Tuesday, February 4, 2020

  > >
2 Samuel 18:9-10, 14, 24-25, 30­—19:3
Psalm 86:1-6
Mark 5:21-43

View Readings
Similar Reflections

father's day

"My son Absalom! My son, my son Absalom! If only I had died instead of you, Absalom, my son, my son!" —2 Samuel 19:1

David grieved deeply upon hearing of the death of his son Absalom, who had rebelled against him. However, the true grief of this situation is that it might have been prevented if David had a heart for reconciliation with Absalom a few years earlier.

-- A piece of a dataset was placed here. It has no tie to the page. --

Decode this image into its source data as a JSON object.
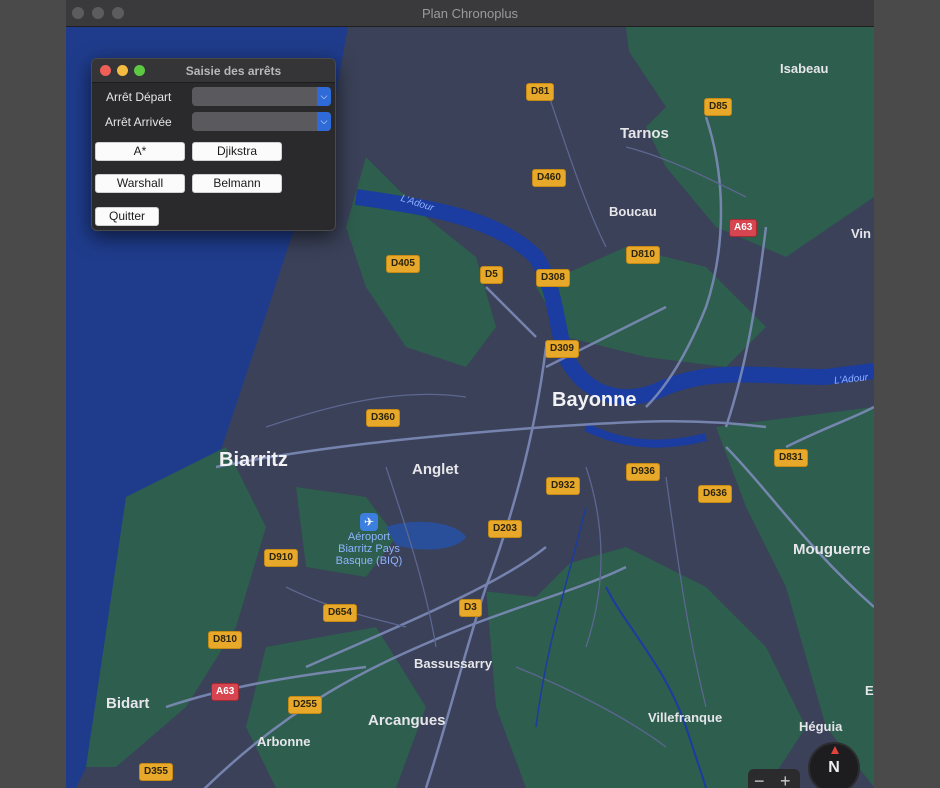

A rift had occurred in David's family. David's son Amnon raped Absalom's blood sister Tamar. David took no action to deal with the situation; he simply "became very angry" (2 Sm 13:21). Is this a pattern parents repeat today, getting angry but not handling the root of the problem? Absalom was infuriated that his father did not handle this problem nor lead his family into reconciliation. So he took matters into his own hands and murdered his half-brother Amnon (2 Sm 13:23ff). Fearing his father's anger, Absalom fled to another country for three years. David longed to reach out to Absalom, but again, failed to take practical action (2 Sm 13:39; see also 2 Sm 14:13). Absalom eventually returned to Jerusalem, but his father David would not condescend to see him for two more years (2 Sm 14:21-28). Finally, Absalom was admitted into the presence of his father, who merely "kissed him," but again did nothing — no heart-to-heart, father and son talk (2 Sm 14:33). That was the last straw for Absalom.

Sadly, David had multiple chances to reconcile his family, but did not try. All he was left with was inconsolable grief for his dead son, his broken family, and the loss of 20,000 soldiers.

Is there a situation today that you can reconcile? Jesus commands: "Lose no time" (Mt 5:25).

Prayer:  Lord, may the hearts of the fathers and mothers be turned to their children and vice versa (Mal 3:24; cf Lk 1:17).

Promise:  "It is your faith that has cured you." —Mk 5:34

Praise:  Jacob prays daily for reconciliation between his sons.

Reference:  (This teaching was submitted by a member of our editorial team.)

Rescript:  †Most Reverend Joseph R. Binzer, Auxiliary Bishop, Vicar General of the Archdiocese of Cincinnati, July 8, 2019

The Nihil Obstat ("Permission to Publish") is a declaration that a book or pamphlet is considered to be free of doctrinal or moral error. It is not implied that those who have granted the Nihil Obstat agree with the contents, opinions, or statements expressed.